We also told you about Open AI and their advanced text generator. The organization did not release their software last year because they said it was too advanced. It was reverse-engineered anyway and now the organization is looking for corporate customers to buy the new version, according to Wired. The research institute was founded five years ago by Elon Musk, Y Combinator’s Sam Altman, and others who pledged a total of $1 billion.
6. Debugging: You Still Need to Wear a Mask
An old interview where public health expert Dr. Anthony Fauci eschewed the use of face masks for the general public is being recirculated and falsely positioned as new.
Fauci agrees with current CDC guidance that masks are necessary in addition to social distancing.
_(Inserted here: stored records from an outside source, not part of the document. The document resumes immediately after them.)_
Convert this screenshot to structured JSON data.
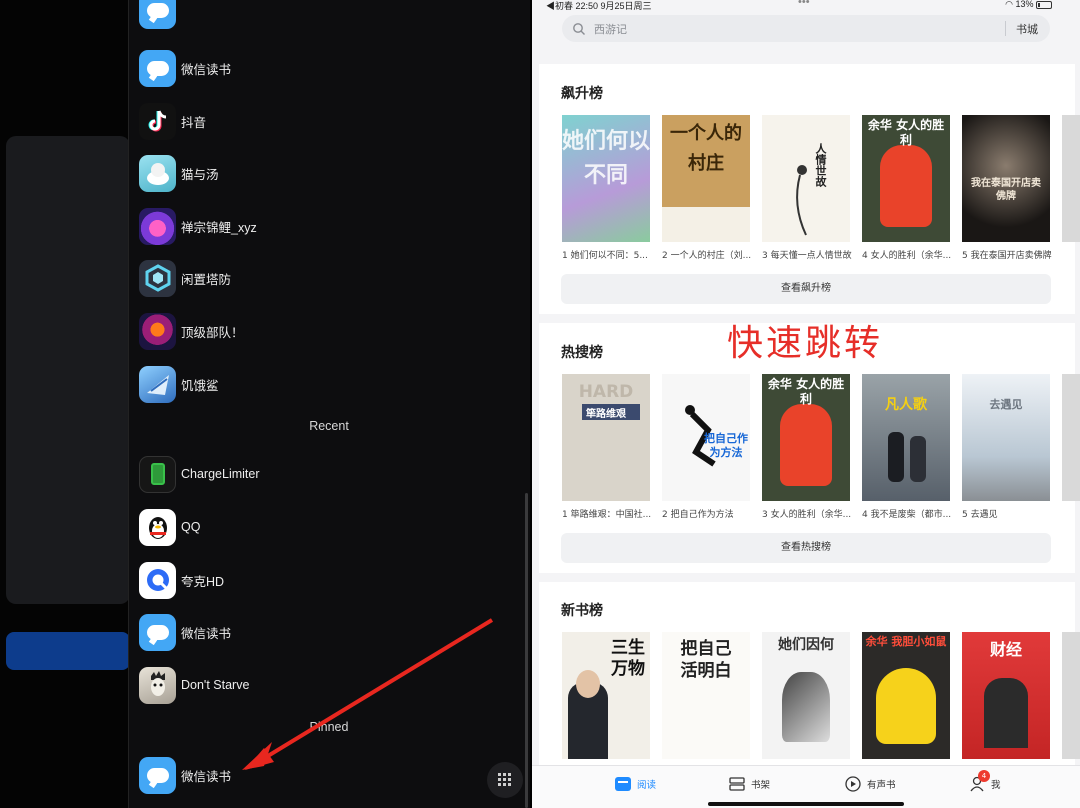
{
  "switcher": {
    "apps": [
      {
        "name": "微信读书",
        "icon": "weread-icon"
      },
      {
        "name": "抖音",
        "icon": "douyin-icon"
      },
      {
        "name": "猫与汤",
        "icon": "cat-soup-icon"
      },
      {
        "name": "禅宗锦鲤_xyz",
        "icon": "zen-koi-icon"
      },
      {
        "name": "闲置塔防",
        "icon": "idle-tower-defense-icon"
      },
      {
        "name": "顶级部队！",
        "icon": "top-troops-icon"
      },
      {
        "name": "饥饿鲨",
        "icon": "hungry-shark-icon"
      }
    ],
    "recent_label": "Recent",
    "recent": [
      {
        "name": "ChargeLimiter",
        "icon": "battery-icon"
      },
      {
        "name": "QQ",
        "icon": "qq-penguin-icon"
      },
      {
        "name": "夸克HD",
        "icon": "quark-icon"
      },
      {
        "name": "微信读书",
        "icon": "weread-icon"
      },
      {
        "name": "Don't Starve",
        "icon": "dont-starve-icon"
      }
    ],
    "pinned_label": "Pinned",
    "pinned": [
      {
        "name": "微信读书",
        "icon": "weread-icon"
      }
    ]
  },
  "weread": {
    "status": {
      "left": "◀初春   22:50  9月25日周三",
      "center": "•••",
      "right": "13%"
    },
    "search": {
      "placeholder": "西游记",
      "store_label": "书城"
    },
    "overlay_caption": "快速跳转",
    "sections": [
      {
        "title": "飙升榜",
        "more": "查看飙升榜",
        "books": [
          {
            "caption": "1 她们何以不同：5...",
            "cover_text": "她们何以不同"
          },
          {
            "caption": "2 一个人的村庄（刘...",
            "cover_text": "一个人的村庄"
          },
          {
            "caption": "3 每天懂一点人情世故",
            "cover_text": "人情世故"
          },
          {
            "caption": "4 女人的胜利（余华...",
            "cover_text": "余华 女人的胜利"
          },
          {
            "caption": "5 我在泰国开店卖佛牌",
            "cover_text": "我在泰国开店卖佛牌"
          }
        ]
      },
      {
        "title": "热搜榜",
        "more": "查看热搜榜",
        "books": [
          {
            "caption": "1 筚路维艰：中国社...",
            "cover_text": "筚路维艰"
          },
          {
            "caption": "2 把自己作为方法",
            "cover_text": "把自己作为方法"
          },
          {
            "caption": "3 女人的胜利（余华...",
            "cover_text": "余华 女人的胜利"
          },
          {
            "caption": "4 我不是废柴（都市...",
            "cover_text": "凡人歌"
          },
          {
            "caption": "5 去遇见",
            "cover_text": "去遇见"
          }
        ]
      },
      {
        "title": "新书榜",
        "books": [
          {
            "cover_text": "三生万物"
          },
          {
            "cover_text": "把自己 活明白"
          },
          {
            "cover_text": "她们因何"
          },
          {
            "cover_text": "余华 我胆小如鼠"
          },
          {
            "cover_text": "财经"
          }
        ]
      }
    ],
    "tabs": [
      {
        "label": "阅读",
        "icon": "read-icon",
        "active": true
      },
      {
        "label": "书架",
        "icon": "bookshelf-icon"
      },
      {
        "label": "有声书",
        "icon": "audiobook-icon"
      },
      {
        "label": "我",
        "icon": "profile-icon",
        "badge": "4"
      }
    ],
    "colors": {
      "accent": "#1f8bff",
      "overlay": "#e62e28",
      "arrow": "#e8271f"
    }
  }
}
There are no circumstances where masks are unnecessary unless you are alone or only with and around people you live with.
7. ProTip: Delete Old Tweets without Canceling
We’ve shown you how to selectively delete Facebook posts in bulk. As part of your social media cleanup, you might also want to look at your Twitter activity. There is no official bulk delete tool so Lifehacker’s Abu Zafar shows you how to use third party tools to handle the job.
8. Great Data: Using only black and white
Data scientist Mike Cisenros writes that he was taught as a beginning designer to create sketches and layouts in black and white. The philosophy was that a strong black and white design is even stronger with color.
In his monthly challenge, he asks readers to present their best in black and white, but I want all of you–even the non designers and data viz people–to look at the story telling his three examples creates from the boring dataset in history.
Screening Room: Viola Davis Is Worth It
10. Coffee Break: Orb Farm
Times are chaotic. Family members, colleagues, strangers I’ve met in meetings tell me that they are overwhelmed. I understand and want to recommend Orb Farm to you for some mindless clicking.
You control a little orb in which you can add fish, algae, water, stone, wood, and more. Play it right in your browser, watch the critters a while, and stop when you’re ready. Everything gets saved automatically and is there when you’re ready for some more down time.
Here are three ways that we can help you:
1. Get a free SEO audit on our website.
2. Have a simple, fact-based question about digital marketing? Reply & ask George for free.
3. If your organization needs help with website maintenance, search, social media, or advertising, have a look at what we do.
See you next week. Don’t forget to update your Google Maps accessibility information!